CONCLUSIONS AND REFLECTIONS
From our data, it seems that most middle school students surveyed associate parent-teacher communication with negative organizational and discipline issues. This is supported by student comments while the survey was being administered; several students felt the need to assure the researcher that their parents and teachers do not communicate because they are not a “bad” kid. In addition, when asked to describe their reaction to parent-teacher communication, 41% of middle school students responded with the words “weird”, “scary”, and/or “uncomfortable”; fifty-one percent were ambivalent and only 8% had a positive reaction. This is in contrast to the high school students we interviewed; all but one reported feeling very positively about teachers calling home, even when it was for a disciplinary issue. Most middle school and high school students were content with the current level of parental involvement; students also viewed this involvement (homework help and interest in helping) as positive. Clearly, teachers and parents alike in the middle school classes we surveyed have allowed their communications with parents to be focused on negative behaviors and achievement, while parental involvement inside the home was positive and desirable. The high school from which we gathered data seemed to have a different approach and calls were made home often and for positive reasons. The students reported that this made them feel important and cared for, as well as wanting to try harder in school. From our survey data and research in published articles on the topic, it seems that both the frequency and topics of parent and teacher communication impacts students’ attitudes and feelings towards school in the high school case and parental involvement in their education.
Teachers showed overarching similarities in their ideas about parent communication, with a few indicators of some difference. Teachers drew upon their experience to assess different modes of communication for their applicability to different situations; some greatly preferred email to phone, while others disagreed. Together, the teachers’ feedback on these modes of communication could be assembled into a format useful for new teachers that will need to use various forms of communication to correspond with parents. 50% of teachers communicate with parents in some form several days a week, 20% communicate daily, 20% communicate monthly, and 10% communicate less than that. Frequency of communication seemed to be uncorrelated with perceived frustrations regarding communicating with parents, although it was observed that teachers that communicate most frequently tend to use email and telephone calls more often as a practicality.
Our parent surveys showed that parent-teacher communication is fairly regular, with 64% of parents receiving teacher contact once or twice per year or semester. Most parents receive email from teachers rather than receiving contact through other traditional or non-traditional media. Parents are regularly invited to be a part of the classroom community, however, they do not always take that invitation for whatever reason. Parents seem to be unsatisfied with parent-teacher interaction. Parents’ responses reflect a feeling of being “left in the dark” about student achievements and struggles in school. They suggest that teachers communicate more frequently with more specific advice for students.

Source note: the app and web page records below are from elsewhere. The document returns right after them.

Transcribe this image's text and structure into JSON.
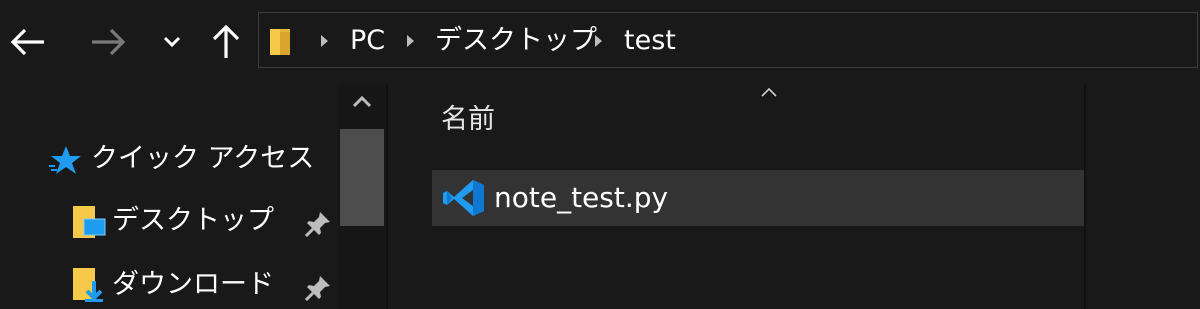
{
  "nav": {
    "back_icon": "arrow-left-icon",
    "forward_icon": "arrow-right-icon",
    "recent_icon": "chevron-down-icon",
    "up_icon": "arrow-up-icon"
  },
  "address_bar": {
    "folder_icon": "folder-icon",
    "crumbs": [
      "PC",
      "デスクトップ",
      "test"
    ]
  },
  "sidebar": {
    "items": [
      {
        "label": "クイック アクセス",
        "icon": "star-icon"
      },
      {
        "label": "デスクトップ",
        "icon": "desktop-folder-icon",
        "pinned": true
      },
      {
        "label": "ダウンロード",
        "icon": "downloads-folder-icon",
        "pinned": true
      }
    ]
  },
  "content": {
    "column_header": "名前",
    "files": [
      {
        "name": "note_test.py",
        "icon": "vscode-icon",
        "selected": true
      }
    ]
  },
  "colors": {
    "background": "#191919",
    "selected_row": "#333333",
    "folder_yellow": "#f6c94a",
    "accent_blue": "#1f9cf0"
  }
}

A common theme throughout the teacher-generated Guide to Communicating with Parents as well as the research is to remain professional, open and honest and to work as a team with the parent(s) to better serve the student’s needs. The guide discusses the three most common ways to be in contact with parents – e-mail, phone and in person meetings. Certain student issues are better communicated in person rather than e-mail, while more minor day-to-day topics can help to keep parents involved through the use of e-mail and phone. In addition to these three modes, there are additional ways to communicate with and involve parents in their child’s education including home visits and online blogs or class web pages. While most in-person meetings between parents and teachers occur on school grounds, teachers can also arrange home visits with families to get to know them better and establish a better relationship. This is especially helpful when parents are unable to attend school meetings due to their work schedules or do not feel comfortable going to schools. Some schools setup websites or blogs, such as edublogs, for their courses to keep parents updated on what their child is learning with posts of homework assignments, useful links, syllabi and class pictures. Depending on how the teacher sets up the website and how often they update it, this can help to improve parental communication and involvement in their child’s education.
Because of the discrepancy between our middle school students reported high satisfaction with parental involvement and their reported negative or ambivalent feelings about parents and teachers communicating, further exploration about what these students would like that parental involvement to look like is needed. How are students’ perceptions of parent-teacher communication affected when most communication home is negative? Since the high school students surveyed reported feeling positively about encouraging phone calls home, how might this affect students’ attitudes and feelings toward school? If a positive phone call was warmly received by both parents and teachers, what sort of impact might a home visit make? Most of our teachers surveyed reported never inviting parents into school; how does the presence of a parent in the classroom affect students’ perceptions of parental involvement? Email was the most common method of communication between parents and teachers in the middle school we studied, but telephone the primary means of communication in the high school. How do the cultures of the students and demographic factors contribute to the frequency, methods, and reasons for which parent-teacher communication occurs?
- [TAR] MAIN PAGE
- INITIAL THOUGHTS & PLAN OF ACTION
- STUDENT, PARENT, AND TEACHER SURVEYS
- RECOMMENDATIONS FOR BETTER COMMUNICATION AND INVOLVEMENT